“How about tomorrow night at Applebee’s? We can go right after work.”
“Okay. That sounds good. I’ll let you know tomorrow.” I slowly walked out the door, letting it bang shut behind me, as I headed to the car. I was meeting Alex at my parents’ house for dinner and then home. We often went to my parents’ house for dinner as they lived nearby and enjoyed spending time with them. Plus it saved us money as we didn’t have to pay for the food. I wasn’t sure how Alex would respond to me going to dinner with Greta, but I guessed it would be okay. It depended on what kind of mood he was in at the time. Hoping for a good one, I got in my black Saturn and went on my way.
Dinner was good – melt-in-your-mouth roast beef, creamy mashed potatoes, and tangy homemade applesauce, my favorite.

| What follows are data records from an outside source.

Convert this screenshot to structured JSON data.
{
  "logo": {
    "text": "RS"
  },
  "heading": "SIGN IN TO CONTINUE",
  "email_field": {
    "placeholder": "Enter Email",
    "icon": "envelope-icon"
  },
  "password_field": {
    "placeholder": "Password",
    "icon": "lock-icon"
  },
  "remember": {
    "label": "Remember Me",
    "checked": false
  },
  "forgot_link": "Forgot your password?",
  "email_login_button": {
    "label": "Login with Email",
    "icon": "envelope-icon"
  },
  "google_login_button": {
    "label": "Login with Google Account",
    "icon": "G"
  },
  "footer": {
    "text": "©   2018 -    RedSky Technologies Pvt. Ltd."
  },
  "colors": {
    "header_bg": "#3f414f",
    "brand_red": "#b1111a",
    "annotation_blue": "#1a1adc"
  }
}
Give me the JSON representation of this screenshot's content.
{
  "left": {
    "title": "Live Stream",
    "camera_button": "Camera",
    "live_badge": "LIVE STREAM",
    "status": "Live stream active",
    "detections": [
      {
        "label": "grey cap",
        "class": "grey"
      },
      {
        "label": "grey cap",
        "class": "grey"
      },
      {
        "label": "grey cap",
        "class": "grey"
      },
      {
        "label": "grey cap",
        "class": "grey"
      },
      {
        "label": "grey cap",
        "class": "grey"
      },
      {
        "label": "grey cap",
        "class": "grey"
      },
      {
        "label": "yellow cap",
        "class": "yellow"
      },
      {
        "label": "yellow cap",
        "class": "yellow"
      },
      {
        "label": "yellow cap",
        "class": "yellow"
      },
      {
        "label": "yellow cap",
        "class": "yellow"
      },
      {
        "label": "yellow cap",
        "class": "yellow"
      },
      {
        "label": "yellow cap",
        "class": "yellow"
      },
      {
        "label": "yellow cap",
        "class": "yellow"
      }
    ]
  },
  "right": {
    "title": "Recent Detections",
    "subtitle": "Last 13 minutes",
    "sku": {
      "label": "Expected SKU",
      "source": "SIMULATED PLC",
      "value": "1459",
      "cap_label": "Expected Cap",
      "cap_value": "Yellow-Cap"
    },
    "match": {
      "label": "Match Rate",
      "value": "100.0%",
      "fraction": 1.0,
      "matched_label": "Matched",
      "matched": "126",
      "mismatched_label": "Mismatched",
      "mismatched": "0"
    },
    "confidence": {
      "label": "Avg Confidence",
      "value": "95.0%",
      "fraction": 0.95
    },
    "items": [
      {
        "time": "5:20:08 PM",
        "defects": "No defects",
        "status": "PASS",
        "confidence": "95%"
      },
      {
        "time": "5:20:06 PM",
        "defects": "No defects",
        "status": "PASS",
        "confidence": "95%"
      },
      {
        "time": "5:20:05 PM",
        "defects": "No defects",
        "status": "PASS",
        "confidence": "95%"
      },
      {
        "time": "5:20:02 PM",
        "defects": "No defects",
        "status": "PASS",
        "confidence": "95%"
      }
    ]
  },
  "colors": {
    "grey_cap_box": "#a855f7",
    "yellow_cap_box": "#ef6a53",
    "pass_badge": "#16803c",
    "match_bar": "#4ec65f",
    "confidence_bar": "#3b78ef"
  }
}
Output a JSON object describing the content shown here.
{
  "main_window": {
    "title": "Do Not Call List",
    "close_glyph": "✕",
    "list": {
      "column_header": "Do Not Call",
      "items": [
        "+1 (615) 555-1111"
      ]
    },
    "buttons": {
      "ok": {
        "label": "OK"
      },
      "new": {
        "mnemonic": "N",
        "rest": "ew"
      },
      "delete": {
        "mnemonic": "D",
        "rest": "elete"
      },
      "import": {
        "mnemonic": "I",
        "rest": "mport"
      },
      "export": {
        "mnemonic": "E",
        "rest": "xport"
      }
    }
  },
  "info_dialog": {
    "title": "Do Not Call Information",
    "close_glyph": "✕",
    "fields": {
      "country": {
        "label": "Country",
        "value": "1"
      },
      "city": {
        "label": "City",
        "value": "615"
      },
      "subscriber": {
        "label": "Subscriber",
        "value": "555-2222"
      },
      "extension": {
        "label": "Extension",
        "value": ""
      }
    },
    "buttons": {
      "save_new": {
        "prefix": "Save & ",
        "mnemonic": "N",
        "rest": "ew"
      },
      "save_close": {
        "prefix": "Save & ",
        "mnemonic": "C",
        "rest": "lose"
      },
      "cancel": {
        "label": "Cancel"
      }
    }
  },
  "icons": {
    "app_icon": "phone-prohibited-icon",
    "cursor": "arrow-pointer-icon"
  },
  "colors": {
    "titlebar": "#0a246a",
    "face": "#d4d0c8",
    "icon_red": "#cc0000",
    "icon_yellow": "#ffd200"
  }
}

My mouth still waters remembering it. That night, I hopped in the shower to get ready for bed. Normally, Alex showered with me at night, but he was too busy playing his new X-Box game. Sometimes, he was like a big kid. We had only been married for four years, but it felt like I had known him forever. Sure, there were problems, but what marriage didn’t have them? I hummed to myself as I scrubbed, letting the warm water pour over me. Alex had agreed to me have dinner with Greta tomorrow night.
I was pretty pleased that I got to have a “night out,” even if it was only dinner most likely about work. I gently washed my stomach and my hand stilled, remembering what could have been. I closed my eyes and leaned back against the shower wall, cradling my stomach. My forehead creased as a tear meandered down my soft cheek. I tried so hard to hold the sorrow in, willing it to stay buried underneath my fragile façade. Stop it, Kat! There’s no point in dwelling on it. Get over it! Alex did and you can, too – I would often mentally berate myself. I dried off, and crawled into my bed, letting the blankets envelop me like a warm hug.